Federation (MSIF) Atlas of Multiple Sclerosis (MS) web application was
collected using a
questionnaire developed by MSIF, the World Health Organization (WHO)
and a number of senior MS professionals.
Collecting information in a uniform format from all the countries was a complex
exercise. A series of steps were followed.
In May 2005 MSIF and WHO met to discuss which topics and themes should be
considered in the Atlas of MS questionnaire. A draft questionnaire and
glossary of terms were prepared. The glossary of terms ensured that the
questions were understood in the same way by different respondents. In June
2005 the draft questionnaire and glossary were reviewed by a Work Group of
selected experts at a meeting at the Institute of Neurology in London.
In July 2005 the resulting draft questionnaire was pilot tested in two
countries (one developed, the other developing) and the feedback on the
difficulties presented by both the glossary and draft questionnaire were
taken into account in arriving at the final version.
In July 2005 the resulting questionnaire was pilot tested in two countries (one
developed the other developing) and the feedback on the difficulties presented
by both the glossary and questionnaire were taken into account in arriving at
the final version.
The final questionnaire covered a wide range of issues as they related to
epidemiology and national policies and practices affecting people with MS. This
included, for example, details of legislation, budgets, disability benefits,
patient organisations, facilities for neurological conditions in primary and
community care, numbers of health professionals, involvement of
non-governmental organizations, information gathering systems, special
programmes for sub-populations and therapeutic drugs.
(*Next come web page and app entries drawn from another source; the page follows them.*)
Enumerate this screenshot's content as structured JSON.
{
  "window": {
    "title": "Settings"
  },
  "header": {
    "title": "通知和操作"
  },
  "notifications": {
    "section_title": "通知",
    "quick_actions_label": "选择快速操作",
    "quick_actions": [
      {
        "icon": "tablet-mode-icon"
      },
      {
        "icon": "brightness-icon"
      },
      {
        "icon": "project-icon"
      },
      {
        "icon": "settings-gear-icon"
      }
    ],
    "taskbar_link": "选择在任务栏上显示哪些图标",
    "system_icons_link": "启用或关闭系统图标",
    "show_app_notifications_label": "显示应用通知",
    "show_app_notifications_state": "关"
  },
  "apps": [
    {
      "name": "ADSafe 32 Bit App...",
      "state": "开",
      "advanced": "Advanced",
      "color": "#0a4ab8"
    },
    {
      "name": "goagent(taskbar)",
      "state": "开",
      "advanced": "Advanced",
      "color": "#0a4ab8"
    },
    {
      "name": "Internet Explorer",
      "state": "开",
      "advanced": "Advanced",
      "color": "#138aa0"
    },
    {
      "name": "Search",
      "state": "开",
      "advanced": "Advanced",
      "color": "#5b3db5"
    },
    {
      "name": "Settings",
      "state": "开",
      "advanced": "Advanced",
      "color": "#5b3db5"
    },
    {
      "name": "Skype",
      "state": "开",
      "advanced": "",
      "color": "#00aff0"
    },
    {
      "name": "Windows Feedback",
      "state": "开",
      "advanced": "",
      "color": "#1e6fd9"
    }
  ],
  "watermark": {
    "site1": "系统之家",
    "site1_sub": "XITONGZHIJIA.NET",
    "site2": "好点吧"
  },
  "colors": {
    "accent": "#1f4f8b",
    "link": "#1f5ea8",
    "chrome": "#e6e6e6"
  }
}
The questionnaire was
broken down into the following 8 separate sections:
Epidemiology of MS in the country
Multiple Sclerosis (MS) Groups and Organizations in the country
Support available to people affected by MS in the country
Diagnosis of MS in the country
Management of MS in the country
Treatment of MS in the country
Quality of life of people with MS in the country
Issues in MS care in the country
The second step of the process involved identifying the most relevant and
appropriate person to be invited to act as country coordinator to coordinate
the completion of the various sections of the questionnaire.
It was clear that in many cases the person identified (and immediate
colleagues) may not have been in a position to answer all sections of the
questionnaire so we asked those people invited to act as country coordinator to
consider which individuals, groups and organizations in the country would be
best placed to provide the information and data.
For those countries with MSIF member societies or corresponding organizations,
the country coordinator was either the senior staff member or volunteer of the
society or the country representative on the MSIF International Medical &
For countries where no prior relationship with MSIF existed, the country
coordinators were WHO contacts developed through the production of the WHO
Atlas for Neurological Disorders.
Once identified, the contacts were approached in August 2005 with information
about the project, a request that they act as country coordinators and a
request that they consider which individuals, groups and organizations in the
country will be best placed to complete the various sections of the
In September 2005, the questionnaire was sent to 98 country coordinators
spanning all WHO regions and continents, with a request that they coordinate
the completion of the questionnaire using all possible sources of information
and to follow the definitions provided in the glossary so as to maintain
uniformity of the information. 77 of the 98 countries confirmed their intention
to complete the questionnaire.
The Atlas of MS Project Work Group responded to questions and requests for
clarification. Repeat requests for completion of the questionnaire were sent to
the country coordinator in cases where there was delay in procuring the
completed questionnaire. In the case of incomplete or internally inconsistent
information, the respondents were contacted to provide further information or
clarification. Where appropriate, documents were requested to support completed
questionnaires. By the end of March 2006, 60 of the 77 countries had completed
and returned the questionnaire.
The data was standardized, cleaned and tidied. An electronic database was
created and populated with the data. Population figures have been taken from
the World Health Report 2000 (WHO, 2000).
The final step involved sending all data back to the country coordinators for
updating, correction and/or final approval prior to public launch of the Atlas
of MS website in May 2006.